|MedLinePlus.gov||Health information from the US National Library of Medicine|
|Medical Marijuana Therapy||Research on Clinical Applications For Cannabis (Medical Marijuana Therapy) A Review of the Recent Scientific Literature, 2000 — 2011|
|Deliotte Health Solutions||Medical Tourism, 2013 Report.|
|Health Tourism Magazine||Medical Tourism Association publication.|
|Hospitalist||Information about medical tourism’s growing popularity.|
|Int'l Med Travel Journal||Why do you need a medical tourism facilitator?|
|Medical Tourism Magazine||Excellent articles about medical tourism.|
|Patients Beyond Borders||Excellent information on Medical Tourism.|
|American Chamber of Commerce||American Chamber of Commerce in Guatemala|
|AGEXPORT||The Association of Guatemala Exporters|
|INGUAT||Guatemala National Institute of Tourism|
|U.S. Embassy in Guatemala||U.S. Embassy in Guatemala|
|Antigua Plaza||Spanish Language School|
|Around Antigua||Maps, weather, travel tips and news|
|Aventuras Vacacionales||Sailing and Diving in Guatemala and Belize|
|Caoba Organic Farms||Antigua, Guatemala|
|Casa Dulcita||Four bedroom furnished home in central Antigua|
|Maya Lake Realty||Real estate broker in Lake Atitlan, Guatemala, vacation rentals & home sales|
|George’s Travel Club||Amazing Guatemala tours with George Sansoucy|

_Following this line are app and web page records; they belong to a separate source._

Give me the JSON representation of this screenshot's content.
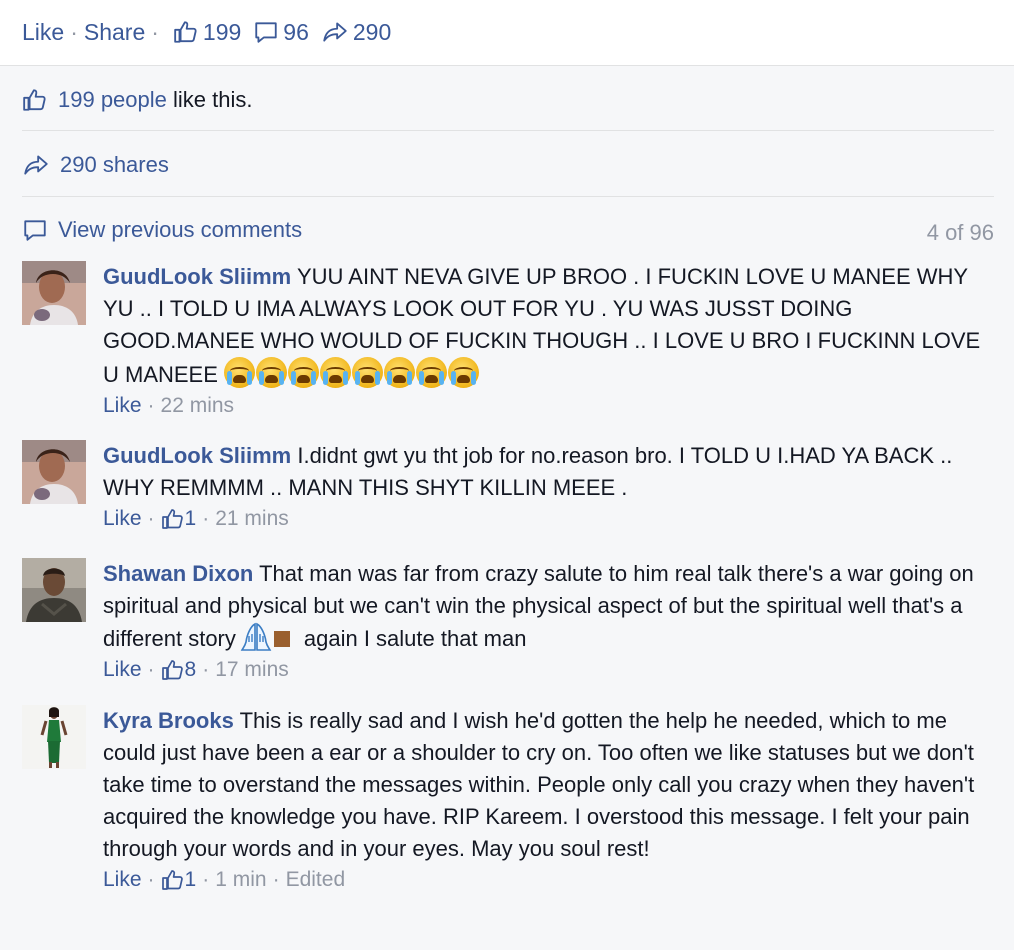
{
  "action_bar": {
    "like_label": "Like",
    "sep1": "·",
    "share_label": "Share",
    "sep2": "·",
    "likes_count": "199",
    "comments_count": "96",
    "shares_count": "290"
  },
  "summary": {
    "likes_count_link": "199 people",
    "likes_suffix": " like this.",
    "shares_link": "290 shares",
    "view_previous": "View previous comments",
    "comment_position": "4 of 96"
  },
  "comments": [
    {
      "author": "GuudLook Sliimm",
      "text": "YUU AINT NEVA GIVE UP BROO . I FUCKIN LOVE U MANEE WHY YU .. I TOLD U IMA ALWAYS LOOK OUT FOR YU . YU WAS JUSST DOING GOOD.MANEE WHO WOULD OF FUCKIN THOUGH .. I LOVE U BRO I FUCKINN LOVE U MANEEE",
      "emoji": "loudly-crying-face x8",
      "like_label": "Like",
      "time": "22 mins"
    },
    {
      "author": "GuudLook Sliimm",
      "text": "I.didnt gwt yu tht job for no.reason bro. I TOLD U I.HAD YA BACK .. WHY REMMMM .. MANN THIS SHYT KILLIN MEEE .",
      "like_label": "Like",
      "likes": "1",
      "time": "21 mins"
    },
    {
      "author": "Shawan Dixon",
      "text": "That man was far from crazy salute to him real talk there's a war going on spiritual and physical but we can't win the physical aspect of but the spiritual well that's a different story",
      "text_after": "again I salute that man",
      "like_label": "Like",
      "likes": "8",
      "time": "17 mins"
    },
    {
      "author": "Kyra Brooks",
      "text": "This is really sad and I wish he'd gotten the help he needed, which to me could just have been a ear or a shoulder to cry on. Too often we like statuses but we don't take time to overstand the messages within. People only call you crazy when they haven't acquired the knowledge you have. RIP Kareem. I overstood this message. I felt your pain through your words and in your eyes. May you soul rest!",
      "like_label": "Like",
      "likes": "1",
      "time": "1 min",
      "edited": "Edited"
    }
  ],
  "colors": {
    "link": "#3b5998",
    "meta_gray": "#9197a3",
    "ufi_background": "#f6f7f9"
  }
}
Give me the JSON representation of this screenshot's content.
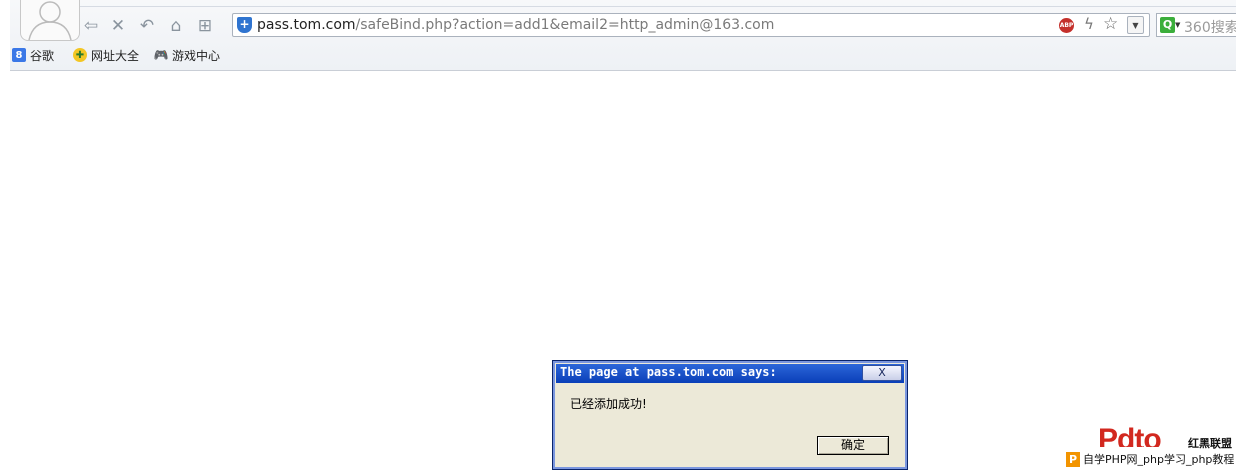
{
  "browser": {
    "address_bar": {
      "domain": "pass.tom.com",
      "path": "/safeBind.php?action=add1&email2=http_admin@163.com"
    },
    "search_box": {
      "placeholder": "360搜索"
    },
    "toolbar_icons": [
      "back-icon",
      "stop-icon",
      "undo-icon",
      "home-icon",
      "grid-icon",
      "adblock-icon",
      "lightning-icon",
      "favorite-star-icon",
      "dropdown-icon"
    ],
    "bookmarks": [
      {
        "label": "谷歌",
        "icon": "google-icon",
        "color": "#3b78e7"
      },
      {
        "label": "网址大全",
        "icon": "site-nav-icon",
        "color": "#f3c623"
      },
      {
        "label": "游戏中心",
        "icon": "gamepad-icon",
        "color": "#888888"
      }
    ]
  },
  "dialog": {
    "title": "The page at pass.tom.com says:",
    "close_label": "X",
    "message": "已经添加成功!",
    "ok_label": "确定"
  },
  "watermark": {
    "logo_text": "Pdto",
    "tag": "红黑联盟",
    "p_icon": "P",
    "text": "自学PHP网_php学习_php教程"
  }
}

|Grand Tikal Futura Hotel||Luxury accommodations with low-cost medical tourism packages|
|Michael Sherer||Travel writer and Antigua resident|
|Parlama Sport Fishing||Sport fishing in the Caribbean or on the Pacific coast|
|Retire Early Lifestyle||You Can Travel and Live the Life You've Dreamed About|
|Trip Advisor / Antigua||Good hotel and restaurant info|
|Akaisha Kadderly||Author of The Adventurer’s
Guide to Guatemala and Retire Early Lifestyle.
Hand Reconstruction in September 2012.
|Robert Gascoine||Yachtsman, cartographer, marine
conservationist. Bahamas and the Caribbean.
Polyp removal in January 2013.
|Kathleen Bodden-Harris||Author of Quest on the Marl
Road. Cayman Islands.
Dental, Ortho, Eyes in January 2014.
|Sierra Harding||Virtual Executive Assistant. Seattle, Washington,
Physical Exams in February 2012.
|Captain Victoria Impallomeni||Charter boat captain and wilderness guide in Key West.
Cataract and Retina Surgery in September 2010.
|Mia Howe||Real Estate Broker and waterfront specialist in the Florida
Dental Care in March 2010.
|John Van Zwieten||Corporate Executive Growth Specialist from Santa Cruz,
Physical Exams in March 2011.
|Judy Sadlier||Casa Dulcita vacation home in Antigua, Guatemala.
Physical Exams in May 2011.
|Mary Waggener||Dermatology procedure in June 2011.|
|Sam Rodgers||Retired, “Sandbar Sam” on the Rio Dulce
Dental Surgery in May 2011.
|Murrell Weissinger||Real Estate Broker from St. Augustine, Fl.
Cosmetic surgery in September 2011.
|Sara Warner||RE/MAX Real Estate broker in Caye
Tumor Surgery in Feburary 2012.
|Vicki Damon||Award winning creator of silk fashions and paintings.
GMT Client/Guest in June 2012.
|Dr. Amy Rothenberg||Naturopathic physician in private practice in Western
GMT Client in May 2012.